So far this year, 31 distracted driving related fatals have been tallied, compared to 19 impaired related deaths, according to OPP Sgt. Kristine Rae.
That is consistent with the statistics from 2013, when there were 86 distracted driving deaths, versus 65 impaired fatalities, she said.
Both types of collisions concern police since they’re often “an act of choices people (make),” said Ottawa police Const. Chuck Benoit. Education is key, he said.
That may include a verbal warning, ticket, or even a crash to get the message.
If you’re looking down in the driver’s seat next month, cops will be eyeing you in Smiths Falls during a campaign targeting distracted driving.
“It’s an issue everywhere,” said Smiths Falls police Const. David Murphy. “It’s one of these things where they raised the fines and people are still doing it.”
Murphy and Benoit agree it’s getting harder to catch texting drivers who are now holding devices in their laps — even more distracting, “because they have to look downwards to do all the typing and looking at what’s being sent in,” said Benoit.
“That’s where the danger is.”
Cops “do have to use a sneakier approach,” said Benoit.
That’s where two wheels and sweat come in.
“People don’t see police on bicycles,” said Murphy, pointing out he mostly sees young people who appear to be 18 to 25 texting away. “They’re looking for a car, or they’re not paying attention, either.”
But seeing drivers using devices isn’t enough to nab them.

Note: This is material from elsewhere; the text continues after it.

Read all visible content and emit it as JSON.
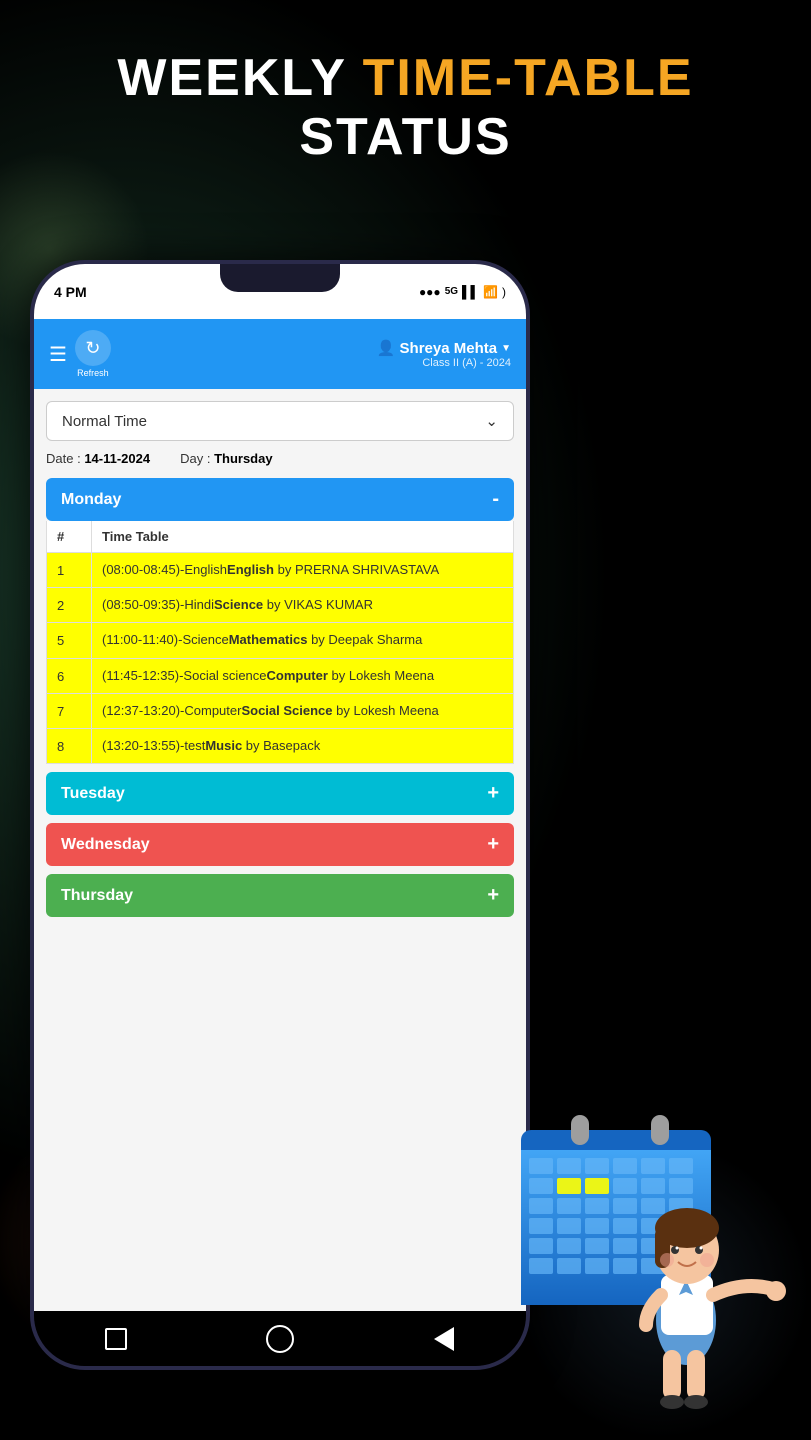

“If they have green lights all the way through, you’re not going to catch them, and sometimes you don’t always have a car in the area that can stop them,” Murphy said.
“One of the guys was just saying the other day that he actually watched a (texting driver) send the message … and then rapped on the window. The guy looked like a deer in the headlights.”
Benoit said motorists texting while heading to or from work is a pattern cops have on their radar.
“During rush hour it’s terrible,” he said. “It’s non-stop.”
The current set fine — pleading guilty and paying the ticket for distracted driving — is $280 and no demerit points, transportation ministry spokesman Bob Nichols confirmed Monday.